- [Task prompt]:
Please work out how many lines include the word "start" in the entries, and reply with only the count.

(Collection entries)

####

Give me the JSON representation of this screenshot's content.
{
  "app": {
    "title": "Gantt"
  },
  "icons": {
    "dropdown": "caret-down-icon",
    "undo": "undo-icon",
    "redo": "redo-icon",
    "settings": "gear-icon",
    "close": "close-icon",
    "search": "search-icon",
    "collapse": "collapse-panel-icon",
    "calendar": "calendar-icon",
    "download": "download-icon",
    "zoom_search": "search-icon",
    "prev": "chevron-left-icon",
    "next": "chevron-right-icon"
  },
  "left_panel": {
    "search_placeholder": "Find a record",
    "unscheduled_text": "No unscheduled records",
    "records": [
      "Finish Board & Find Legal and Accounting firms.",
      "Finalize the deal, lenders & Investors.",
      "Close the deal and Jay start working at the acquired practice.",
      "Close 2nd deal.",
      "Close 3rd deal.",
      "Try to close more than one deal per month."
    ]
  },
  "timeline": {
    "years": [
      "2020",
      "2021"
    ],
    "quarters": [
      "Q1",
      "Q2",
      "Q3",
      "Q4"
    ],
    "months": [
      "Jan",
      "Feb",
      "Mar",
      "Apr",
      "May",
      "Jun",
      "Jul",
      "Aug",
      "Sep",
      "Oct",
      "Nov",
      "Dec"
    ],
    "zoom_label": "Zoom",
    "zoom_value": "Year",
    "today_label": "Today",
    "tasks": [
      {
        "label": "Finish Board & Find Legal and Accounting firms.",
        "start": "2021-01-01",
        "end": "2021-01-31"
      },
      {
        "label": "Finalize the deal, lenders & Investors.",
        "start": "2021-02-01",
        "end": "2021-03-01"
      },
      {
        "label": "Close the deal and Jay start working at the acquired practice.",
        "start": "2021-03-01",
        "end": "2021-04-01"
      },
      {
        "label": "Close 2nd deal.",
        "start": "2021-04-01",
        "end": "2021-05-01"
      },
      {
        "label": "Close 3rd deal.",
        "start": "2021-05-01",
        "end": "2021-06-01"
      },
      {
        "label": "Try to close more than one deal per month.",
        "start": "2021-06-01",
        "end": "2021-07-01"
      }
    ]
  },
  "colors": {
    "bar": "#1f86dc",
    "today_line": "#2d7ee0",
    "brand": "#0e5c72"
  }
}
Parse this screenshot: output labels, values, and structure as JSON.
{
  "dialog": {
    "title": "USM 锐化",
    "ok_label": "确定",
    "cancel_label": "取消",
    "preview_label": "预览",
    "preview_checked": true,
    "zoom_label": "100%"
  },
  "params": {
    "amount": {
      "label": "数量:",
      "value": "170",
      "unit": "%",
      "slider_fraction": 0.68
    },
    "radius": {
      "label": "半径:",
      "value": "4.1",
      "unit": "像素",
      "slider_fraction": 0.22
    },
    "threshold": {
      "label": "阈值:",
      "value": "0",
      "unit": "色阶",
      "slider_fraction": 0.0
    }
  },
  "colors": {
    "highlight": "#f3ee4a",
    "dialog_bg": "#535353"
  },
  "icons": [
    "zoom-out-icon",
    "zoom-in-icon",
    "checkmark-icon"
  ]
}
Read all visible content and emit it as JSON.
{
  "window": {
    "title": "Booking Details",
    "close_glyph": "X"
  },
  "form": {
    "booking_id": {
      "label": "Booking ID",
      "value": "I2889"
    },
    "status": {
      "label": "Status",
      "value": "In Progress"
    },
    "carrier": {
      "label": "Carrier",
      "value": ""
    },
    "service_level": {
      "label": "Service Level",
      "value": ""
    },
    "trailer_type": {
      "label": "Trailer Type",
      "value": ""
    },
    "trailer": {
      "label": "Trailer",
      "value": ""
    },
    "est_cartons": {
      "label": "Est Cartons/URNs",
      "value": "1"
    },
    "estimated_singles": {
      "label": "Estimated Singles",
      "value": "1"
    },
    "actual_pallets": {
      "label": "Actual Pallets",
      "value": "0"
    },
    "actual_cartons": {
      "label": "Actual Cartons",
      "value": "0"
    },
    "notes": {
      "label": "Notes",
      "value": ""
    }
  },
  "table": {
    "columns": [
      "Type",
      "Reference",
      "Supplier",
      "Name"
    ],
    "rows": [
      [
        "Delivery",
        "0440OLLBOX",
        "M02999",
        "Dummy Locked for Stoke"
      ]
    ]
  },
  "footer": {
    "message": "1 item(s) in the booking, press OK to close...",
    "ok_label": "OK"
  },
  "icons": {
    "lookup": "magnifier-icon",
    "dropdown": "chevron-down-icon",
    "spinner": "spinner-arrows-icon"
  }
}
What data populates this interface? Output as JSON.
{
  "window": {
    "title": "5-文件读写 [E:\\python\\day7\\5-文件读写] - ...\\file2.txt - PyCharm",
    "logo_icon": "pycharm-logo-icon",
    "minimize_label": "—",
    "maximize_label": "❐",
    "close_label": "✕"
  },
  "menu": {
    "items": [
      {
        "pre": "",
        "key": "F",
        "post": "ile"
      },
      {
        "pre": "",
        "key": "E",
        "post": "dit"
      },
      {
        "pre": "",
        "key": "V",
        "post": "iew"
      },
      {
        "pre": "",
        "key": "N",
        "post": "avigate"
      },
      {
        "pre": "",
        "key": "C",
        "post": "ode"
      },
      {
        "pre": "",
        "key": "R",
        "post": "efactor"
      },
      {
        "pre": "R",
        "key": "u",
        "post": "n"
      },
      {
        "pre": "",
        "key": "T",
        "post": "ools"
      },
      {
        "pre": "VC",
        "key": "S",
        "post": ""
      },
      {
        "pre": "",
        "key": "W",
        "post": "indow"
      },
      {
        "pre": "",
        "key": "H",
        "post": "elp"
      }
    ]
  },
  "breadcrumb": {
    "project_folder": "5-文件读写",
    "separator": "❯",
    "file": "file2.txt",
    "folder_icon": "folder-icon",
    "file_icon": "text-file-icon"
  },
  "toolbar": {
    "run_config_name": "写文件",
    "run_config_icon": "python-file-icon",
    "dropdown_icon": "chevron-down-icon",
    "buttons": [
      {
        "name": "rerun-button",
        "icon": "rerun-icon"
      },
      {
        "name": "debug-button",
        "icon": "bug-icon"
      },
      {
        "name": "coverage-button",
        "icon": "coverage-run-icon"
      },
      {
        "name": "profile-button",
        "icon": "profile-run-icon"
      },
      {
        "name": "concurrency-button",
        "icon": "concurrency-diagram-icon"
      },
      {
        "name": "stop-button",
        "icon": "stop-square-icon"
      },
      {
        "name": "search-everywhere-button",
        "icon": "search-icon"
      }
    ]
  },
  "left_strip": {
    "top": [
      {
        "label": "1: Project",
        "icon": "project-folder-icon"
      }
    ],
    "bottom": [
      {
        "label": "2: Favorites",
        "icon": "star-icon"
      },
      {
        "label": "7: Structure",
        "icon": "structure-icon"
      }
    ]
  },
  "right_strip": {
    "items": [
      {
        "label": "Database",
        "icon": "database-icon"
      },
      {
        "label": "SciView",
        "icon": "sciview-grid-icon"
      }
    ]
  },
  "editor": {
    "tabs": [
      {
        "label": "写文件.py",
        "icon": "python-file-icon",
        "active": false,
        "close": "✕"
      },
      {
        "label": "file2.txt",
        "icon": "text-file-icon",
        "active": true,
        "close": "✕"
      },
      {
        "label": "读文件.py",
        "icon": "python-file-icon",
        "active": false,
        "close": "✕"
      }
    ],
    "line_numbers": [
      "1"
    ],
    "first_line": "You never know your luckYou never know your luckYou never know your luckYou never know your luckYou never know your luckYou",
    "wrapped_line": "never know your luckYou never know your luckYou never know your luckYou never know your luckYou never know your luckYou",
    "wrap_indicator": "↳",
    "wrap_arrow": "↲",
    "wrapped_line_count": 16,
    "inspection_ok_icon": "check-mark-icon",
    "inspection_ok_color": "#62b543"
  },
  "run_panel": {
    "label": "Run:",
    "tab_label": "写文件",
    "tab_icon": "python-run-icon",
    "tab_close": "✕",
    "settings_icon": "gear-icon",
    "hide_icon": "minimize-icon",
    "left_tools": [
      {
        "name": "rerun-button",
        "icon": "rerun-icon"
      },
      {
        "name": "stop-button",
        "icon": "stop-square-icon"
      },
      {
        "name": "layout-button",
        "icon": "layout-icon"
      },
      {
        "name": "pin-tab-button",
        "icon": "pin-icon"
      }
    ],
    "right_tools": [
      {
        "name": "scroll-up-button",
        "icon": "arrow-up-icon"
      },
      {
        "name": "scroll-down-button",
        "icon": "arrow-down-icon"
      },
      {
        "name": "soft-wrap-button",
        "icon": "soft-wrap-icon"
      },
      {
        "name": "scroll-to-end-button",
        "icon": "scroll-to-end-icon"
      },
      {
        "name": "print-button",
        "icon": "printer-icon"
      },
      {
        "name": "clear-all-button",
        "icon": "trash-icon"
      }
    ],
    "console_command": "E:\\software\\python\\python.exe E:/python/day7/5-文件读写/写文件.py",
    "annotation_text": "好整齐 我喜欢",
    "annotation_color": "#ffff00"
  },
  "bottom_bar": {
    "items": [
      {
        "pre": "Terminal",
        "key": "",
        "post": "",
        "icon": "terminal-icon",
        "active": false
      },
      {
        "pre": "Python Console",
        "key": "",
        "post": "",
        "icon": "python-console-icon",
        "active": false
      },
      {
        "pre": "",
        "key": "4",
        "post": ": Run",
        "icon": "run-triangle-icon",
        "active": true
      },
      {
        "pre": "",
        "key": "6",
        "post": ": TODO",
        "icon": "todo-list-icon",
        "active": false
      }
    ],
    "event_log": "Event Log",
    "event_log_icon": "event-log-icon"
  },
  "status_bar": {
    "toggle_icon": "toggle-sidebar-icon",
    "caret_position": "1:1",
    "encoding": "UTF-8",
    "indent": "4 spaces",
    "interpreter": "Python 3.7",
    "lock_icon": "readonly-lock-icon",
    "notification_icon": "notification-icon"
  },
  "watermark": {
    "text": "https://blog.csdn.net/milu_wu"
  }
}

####

- [Answer box]:
8